Repeat the following entries exactly, excluding pictures.

┏━━

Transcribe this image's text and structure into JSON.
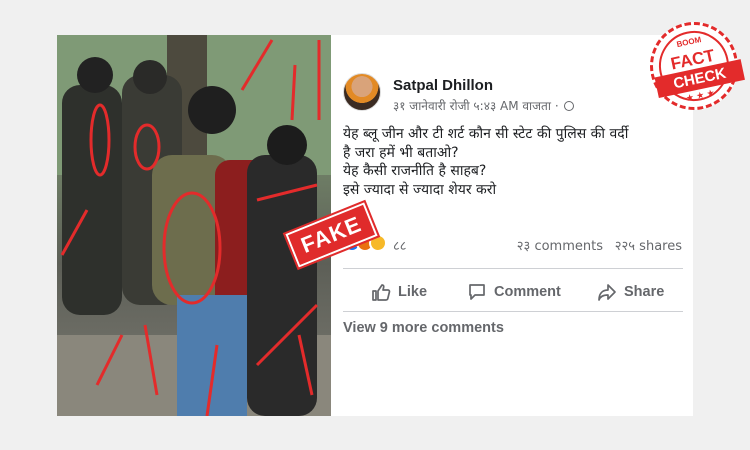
{
  "post": {
    "author": "Satpal Dhillon",
    "meta": "३१ जानेवारी रोजी ५:४३ AM वाजता ·",
    "text_lines": [
      "येह ब्लू जीन और टी शर्ट कौन सी स्टेट की पुलिस की वर्दी",
      "है जरा हमें भी बताओ?",
      "येह कैसी राजनीति है साहब?",
      "इसे ज्यादा से ज्यादा शेयर करो"
    ],
    "reaction_count": "८८",
    "comments_count": "२३ comments",
    "shares_count": "२२५ shares",
    "actions": {
      "like": "Like",
      "comment": "Comment",
      "share": "Share"
    },
    "view_more": "View 9 more comments",
    "icons": [
      "globe-icon",
      "like-reaction-icon",
      "angry-reaction-icon",
      "sad-reaction-icon",
      "thumbs-up-icon",
      "comment-icon",
      "share-icon"
    ]
  },
  "overlays": {
    "fake_label": "FAKE",
    "badge_small": "BOOM",
    "badge_top": "FACT",
    "badge_bottom": "CHECK",
    "badge_stars": "★ ★ ★",
    "accent": "#e32b2b"
  }
}
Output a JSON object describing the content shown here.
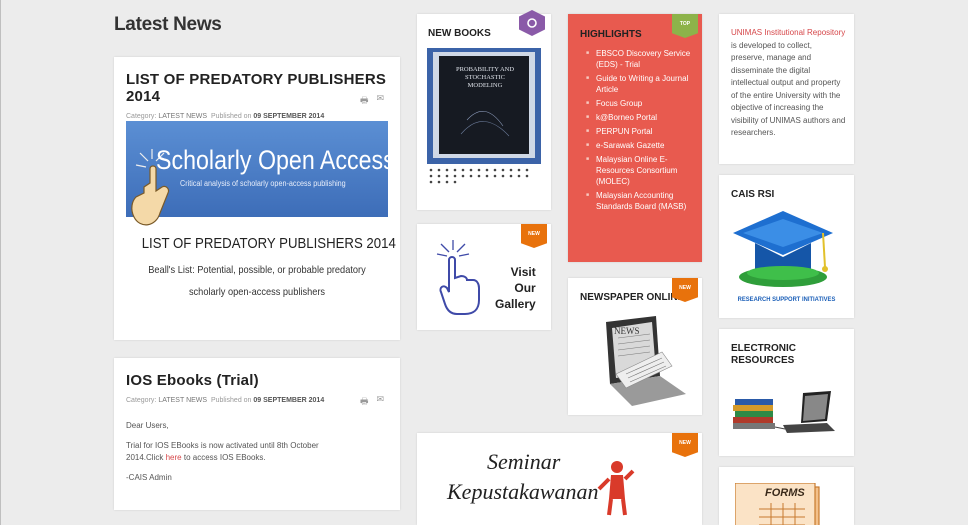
{
  "section_title": "Latest News",
  "articles": [
    {
      "title": "LIST OF PREDATORY PUBLISHERS 2014",
      "category_label": "Category:",
      "category": "LATEST NEWS",
      "published_label": "Published on",
      "date": "09 SEPTEMBER 2014",
      "image": {
        "banner_title": "Scholarly Open Access",
        "banner_subtitle": "Critical analysis of scholarly open-access publishing",
        "heading": "LIST OF PREDATORY PUBLISHERS 2014",
        "line1": "Beall's List: Potential, possible, or probable predatory",
        "line2": "scholarly open-access publishers"
      }
    },
    {
      "title": "IOS Ebooks (Trial)",
      "category_label": "Category:",
      "category": "LATEST NEWS",
      "published_label": "Published on",
      "date": "09 SEPTEMBER 2014",
      "greeting": "Dear Users,",
      "body_before": "Trial for IOS EBooks is now activated until 8th October 2014.Click",
      "link": "here",
      "body_after": "to access IOS EBooks.",
      "signature": "-CAIS Admin"
    }
  ],
  "new_books": {
    "title": "NEW BOOKS",
    "book_title": "PROBABILITY AND STOCHASTIC MODELING"
  },
  "gallery": {
    "badge": "NEW",
    "line1": "Visit",
    "line2": "Our",
    "line3": "Gallery"
  },
  "highlights": {
    "title": "HIGHLIGHTS",
    "badge": "TOP",
    "color": "#e85a4f",
    "items": [
      "EBSCO Discovery Service (EDS) - Trial",
      "Guide to Writing a Journal Article",
      "Focus Group",
      "k@Borneo Portal",
      "PERPUN Portal",
      "e-Sarawak Gazette",
      "Malaysian Online E-Resources Consortium (MOLEC)",
      "Malaysian Accounting Standards Board (MASB)"
    ]
  },
  "newspaper": {
    "title": "NEWSPAPER ONLINE",
    "badge": "NEW",
    "screen_text": "NEWS"
  },
  "seminar": {
    "badge": "NEW",
    "line1": "Seminar",
    "line2": "Kepustakawanan"
  },
  "repository": {
    "link_text": "UNIMAS Institutional Repository",
    "text": "is developed to collect, preserve, manage and disseminate the digital intellectual output and property of the entire University with the objective of increasing the visibility of UNIMAS authors and researchers."
  },
  "cais_rsi": {
    "title": "CAIS RSI",
    "caption": "RESEARCH SUPPORT INITIATIVES"
  },
  "electronic_resources": {
    "title_line1": "ELECTRONIC",
    "title_line2": "RESOURCES"
  },
  "forms": {
    "label": "FORMS"
  }
}
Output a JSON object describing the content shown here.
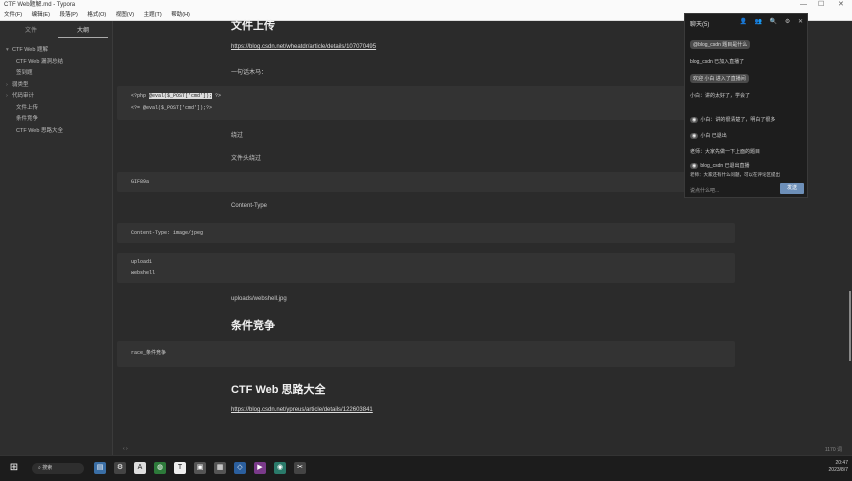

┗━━

Answer space ->
Transcribe this image's text and structure into JSON.
{
  "post": {
    "author": "Satpal Dhillon",
    "meta": "३१ जानेवारी रोजी ५:४३ AM वाजता ·",
    "text_lines": [
      "येह ब्लू जीन और टी शर्ट कौन सी स्टेट की पुलिस की वर्दी",
      "है जरा हमें भी बताओ?",
      "येह कैसी राजनीति है साहब?",
      "इसे ज्यादा से ज्यादा शेयर करो"
    ],
    "reaction_count": "८८",
    "comments_count": "२३ comments",
    "shares_count": "२२५ shares",
    "actions": {
      "like": "Like",
      "comment": "Comment",
      "share": "Share"
    },
    "view_more": "View 9 more comments",
    "icons": [
      "globe-icon",
      "like-reaction-icon",
      "angry-reaction-icon",
      "sad-reaction-icon",
      "thumbs-up-icon",
      "comment-icon",
      "share-icon"
    ]
  },
  "overlays": {
    "fake_label": "FAKE",
    "badge_small": "BOOM",
    "badge_top": "FACT",
    "badge_bottom": "CHECK",
    "badge_stars": "★ ★ ★",
    "accent": "#e32b2b"
  }
}
Output a JSON object describing the content shown here.
{
  "section_title": "Latest News",
  "articles": [
    {
      "title": "LIST OF PREDATORY PUBLISHERS 2014",
      "category_label": "Category:",
      "category": "LATEST NEWS",
      "published_label": "Published on",
      "date": "09 SEPTEMBER 2014",
      "image": {
        "banner_title": "Scholarly Open Access",
        "banner_subtitle": "Critical analysis of scholarly open-access publishing",
        "heading": "LIST OF PREDATORY PUBLISHERS 2014",
        "line1": "Beall's List: Potential, possible, or probable predatory",
        "line2": "scholarly open-access publishers"
      }
    },
    {
      "title": "IOS Ebooks (Trial)",
      "category_label": "Category:",
      "category": "LATEST NEWS",
      "published_label": "Published on",
      "date": "09 SEPTEMBER 2014",
      "greeting": "Dear Users,",
      "body_before": "Trial for IOS EBooks is now activated until 8th October 2014.Click",
      "link": "here",
      "body_after": "to access IOS EBooks.",
      "signature": "-CAIS Admin"
    }
  ],
  "new_books": {
    "title": "NEW BOOKS",
    "book_title": "PROBABILITY AND STOCHASTIC MODELING"
  },
  "gallery": {
    "badge": "NEW",
    "line1": "Visit",
    "line2": "Our",
    "line3": "Gallery"
  },
  "highlights": {
    "title": "HIGHLIGHTS",
    "badge": "TOP",
    "color": "#e85a4f",
    "items": [
      "EBSCO Discovery Service (EDS) - Trial",
      "Guide to Writing a Journal Article",
      "Focus Group",
      "k@Borneo Portal",
      "PERPUN Portal",
      "e-Sarawak Gazette",
      "Malaysian Online E-Resources Consortium (MOLEC)",
      "Malaysian Accounting Standards Board (MASB)"
    ]
  },
  "newspaper": {
    "title": "NEWSPAPER ONLINE",
    "badge": "NEW",
    "screen_text": "NEWS"
  },
  "seminar": {
    "badge": "NEW",
    "line1": "Seminar",
    "line2": "Kepustakawanan"
  },
  "repository": {
    "link_text": "UNIMAS Institutional Repository",
    "text": "is developed to collect, preserve, manage and disseminate the digital intellectual output and property of the entire University with the objective of increasing the visibility of UNIMAS authors and researchers."
  },
  "cais_rsi": {
    "title": "CAIS RSI",
    "caption": "RESEARCH SUPPORT INITIATIVES"
  },
  "electronic_resources": {
    "title_line1": "ELECTRONIC",
    "title_line2": "RESOURCES"
  },
  "forms": {
    "label": "FORMS"
  }
}
Output a JSON object describing the content shown here.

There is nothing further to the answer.